The Digital Millennium Coalition Act could be the web 3.0 bible for many this year.
Reuters web producer Matthew Keys, 26, has been indicted in a California district court for allegedly conspiring with the hacktivist group 'Anonymous' to access and alter a website of the Tribune Company.
According to his former employer, Keys used a chat site to pass information to Anonymous. Using the name AESCracked, Keys handed over the login credentials and told hackers to "go fuck some shit up," the indictment says. Keys couldn't be reached for comment, but the company was reviewing the matter.
The hacker access at least one Los Angeles Times story and altered it, the charges says. Morgan Little (Times web producer) tweeted a screenshot of his employer's page from the day of the hack Keys allegedly helped facilitate. The indictment reproduces long sections of a purported chat between Keys and an 'Anonymous' member called "sharpie".
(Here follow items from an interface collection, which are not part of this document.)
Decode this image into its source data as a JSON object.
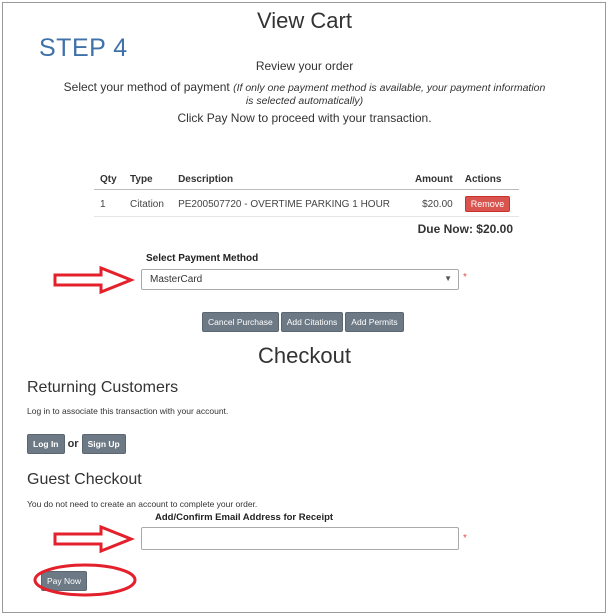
{
  "step_label": "STEP 4",
  "view_cart": {
    "title": "View Cart",
    "review": "Review your order",
    "select_method_prefix": "Select your method of payment",
    "select_method_note_1": "(If only one payment method is available, your payment information",
    "select_method_note_2": "is selected automatically)",
    "pay_now_instruction": "Click Pay Now to proceed with your transaction."
  },
  "cart_table": {
    "headers": {
      "qty": "Qty",
      "type": "Type",
      "description": "Description",
      "amount": "Amount",
      "actions": "Actions"
    },
    "rows": [
      {
        "qty": "1",
        "type": "Citation",
        "description": "PE200507720 - OVERTIME PARKING 1 HOUR",
        "amount": "$20.00",
        "action": "Remove"
      }
    ],
    "due_now": "Due Now: $20.00"
  },
  "payment": {
    "label": "Select Payment Method",
    "selected": "MasterCard",
    "required_mark": "*"
  },
  "buttons": {
    "cancel_purchase": "Cancel Purchase",
    "add_citations": "Add Citations",
    "add_permits": "Add Permits"
  },
  "checkout": {
    "title": "Checkout",
    "returning_heading": "Returning Customers",
    "returning_text": "Log in to associate this transaction with your account.",
    "log_in": "Log In",
    "or": "or",
    "sign_up": "Sign Up",
    "guest_heading": "Guest Checkout",
    "guest_text": "You do not need to create an account to complete your order.",
    "email_label": "Add/Confirm Email Address for Receipt",
    "email_value": "",
    "required_mark": "*",
    "pay_now": "Pay Now"
  },
  "colors": {
    "annotation_red": "#e3202b",
    "step_blue": "#3f72a8",
    "remove_red": "#d9534f",
    "button_gray": "#6d7a86"
  }
}
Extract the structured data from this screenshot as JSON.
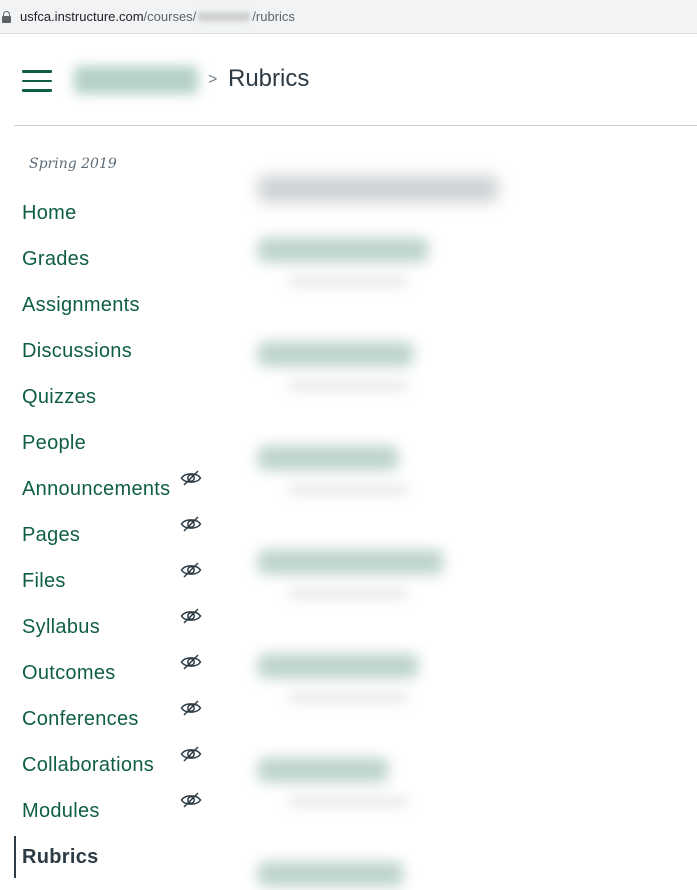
{
  "browser": {
    "url_host": "usfca.instructure.com",
    "url_path_prefix": "/courses/",
    "url_path_suffix": "/rubrics"
  },
  "header": {
    "menu_icon": "hamburger-menu-icon",
    "breadcrumb_separator": ">",
    "page_title": "Rubrics"
  },
  "sidebar": {
    "term": "Spring 2019",
    "items": [
      {
        "label": "Home",
        "hidden_from_students": false
      },
      {
        "label": "Grades",
        "hidden_from_students": false
      },
      {
        "label": "Assignments",
        "hidden_from_students": false
      },
      {
        "label": "Discussions",
        "hidden_from_students": false
      },
      {
        "label": "Quizzes",
        "hidden_from_students": false
      },
      {
        "label": "People",
        "hidden_from_students": false
      },
      {
        "label": "Announcements",
        "hidden_from_students": true
      },
      {
        "label": "Pages",
        "hidden_from_students": true
      },
      {
        "label": "Files",
        "hidden_from_students": true
      },
      {
        "label": "Syllabus",
        "hidden_from_students": true
      },
      {
        "label": "Outcomes",
        "hidden_from_students": true
      },
      {
        "label": "Conferences",
        "hidden_from_students": true
      },
      {
        "label": "Collaborations",
        "hidden_from_students": true
      },
      {
        "label": "Modules",
        "hidden_from_students": true
      },
      {
        "label": "Rubrics",
        "hidden_from_students": false,
        "active": true
      }
    ],
    "hidden_icon": "eye-slash-icon"
  },
  "colors": {
    "link": "#0e5e46",
    "text": "#2d3b45",
    "muted": "#5b6b77",
    "divider": "#c7cdd1"
  }
}
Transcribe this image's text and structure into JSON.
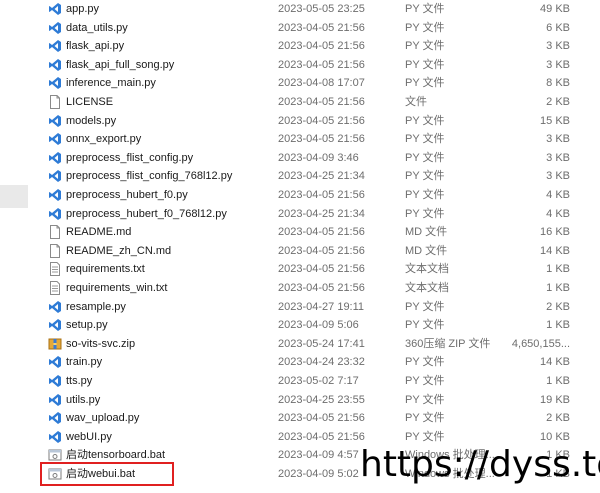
{
  "files": [
    {
      "name": "app.py",
      "date": "2023-05-05 23:25",
      "type": "PY 文件",
      "size": "49 KB",
      "icon": "python-file-icon"
    },
    {
      "name": "data_utils.py",
      "date": "2023-04-05 21:56",
      "type": "PY 文件",
      "size": "6 KB",
      "icon": "python-file-icon"
    },
    {
      "name": "flask_api.py",
      "date": "2023-04-05 21:56",
      "type": "PY 文件",
      "size": "3 KB",
      "icon": "python-file-icon"
    },
    {
      "name": "flask_api_full_song.py",
      "date": "2023-04-05 21:56",
      "type": "PY 文件",
      "size": "3 KB",
      "icon": "python-file-icon"
    },
    {
      "name": "inference_main.py",
      "date": "2023-04-08 17:07",
      "type": "PY 文件",
      "size": "8 KB",
      "icon": "python-file-icon"
    },
    {
      "name": "LICENSE",
      "date": "2023-04-05 21:56",
      "type": "文件",
      "size": "2 KB",
      "icon": "blank-file-icon"
    },
    {
      "name": "models.py",
      "date": "2023-04-05 21:56",
      "type": "PY 文件",
      "size": "15 KB",
      "icon": "python-file-icon"
    },
    {
      "name": "onnx_export.py",
      "date": "2023-04-05 21:56",
      "type": "PY 文件",
      "size": "3 KB",
      "icon": "python-file-icon"
    },
    {
      "name": "preprocess_flist_config.py",
      "date": "2023-04-09 3:46",
      "type": "PY 文件",
      "size": "3 KB",
      "icon": "python-file-icon"
    },
    {
      "name": "preprocess_flist_config_768l12.py",
      "date": "2023-04-25 21:34",
      "type": "PY 文件",
      "size": "3 KB",
      "icon": "python-file-icon"
    },
    {
      "name": "preprocess_hubert_f0.py",
      "date": "2023-04-05 21:56",
      "type": "PY 文件",
      "size": "4 KB",
      "icon": "python-file-icon"
    },
    {
      "name": "preprocess_hubert_f0_768l12.py",
      "date": "2023-04-25 21:34",
      "type": "PY 文件",
      "size": "4 KB",
      "icon": "python-file-icon"
    },
    {
      "name": "README.md",
      "date": "2023-04-05 21:56",
      "type": "MD 文件",
      "size": "16 KB",
      "icon": "blank-file-icon"
    },
    {
      "name": "README_zh_CN.md",
      "date": "2023-04-05 21:56",
      "type": "MD 文件",
      "size": "14 KB",
      "icon": "blank-file-icon"
    },
    {
      "name": "requirements.txt",
      "date": "2023-04-05 21:56",
      "type": "文本文档",
      "size": "1 KB",
      "icon": "text-file-icon"
    },
    {
      "name": "requirements_win.txt",
      "date": "2023-04-05 21:56",
      "type": "文本文档",
      "size": "1 KB",
      "icon": "text-file-icon"
    },
    {
      "name": "resample.py",
      "date": "2023-04-27 19:11",
      "type": "PY 文件",
      "size": "2 KB",
      "icon": "python-file-icon"
    },
    {
      "name": "setup.py",
      "date": "2023-04-09 5:06",
      "type": "PY 文件",
      "size": "1 KB",
      "icon": "python-file-icon"
    },
    {
      "name": "so-vits-svc.zip",
      "date": "2023-05-24 17:41",
      "type": "360压缩 ZIP 文件",
      "size": "4,650,155...",
      "icon": "zip-archive-icon"
    },
    {
      "name": "train.py",
      "date": "2023-04-24 23:32",
      "type": "PY 文件",
      "size": "14 KB",
      "icon": "python-file-icon"
    },
    {
      "name": "tts.py",
      "date": "2023-05-02 7:17",
      "type": "PY 文件",
      "size": "1 KB",
      "icon": "python-file-icon"
    },
    {
      "name": "utils.py",
      "date": "2023-04-25 23:55",
      "type": "PY 文件",
      "size": "19 KB",
      "icon": "python-file-icon"
    },
    {
      "name": "wav_upload.py",
      "date": "2023-04-05 21:56",
      "type": "PY 文件",
      "size": "2 KB",
      "icon": "python-file-icon"
    },
    {
      "name": "webUI.py",
      "date": "2023-04-05 21:56",
      "type": "PY 文件",
      "size": "10 KB",
      "icon": "python-file-icon"
    },
    {
      "name": "启动tensorboard.bat",
      "date": "2023-04-09 4:57",
      "type": "Windows 批处理...",
      "size": "1 KB",
      "icon": "batch-file-icon"
    },
    {
      "name": "启动webui.bat",
      "date": "2023-04-09 5:02",
      "type": "Windows 批处理...",
      "size": "1 KB",
      "icon": "batch-file-icon"
    }
  ],
  "watermark": "https://dyss.top",
  "colors": {
    "python_blue": "#2e7bd6",
    "highlight_red": "#e02020",
    "meta_gray": "#6d6d6d"
  }
}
"That was such a buzz having my edit on the LA Times," sharpie writes, according to the document.
If convicted, Keys faces up to 10 years in prison (yes, a real prison not a digital one), three years of supervised release and a fine of $250,000 for each count. Make sure you read up on the rules and stay on point!
Props: U.S. Dept. of Justice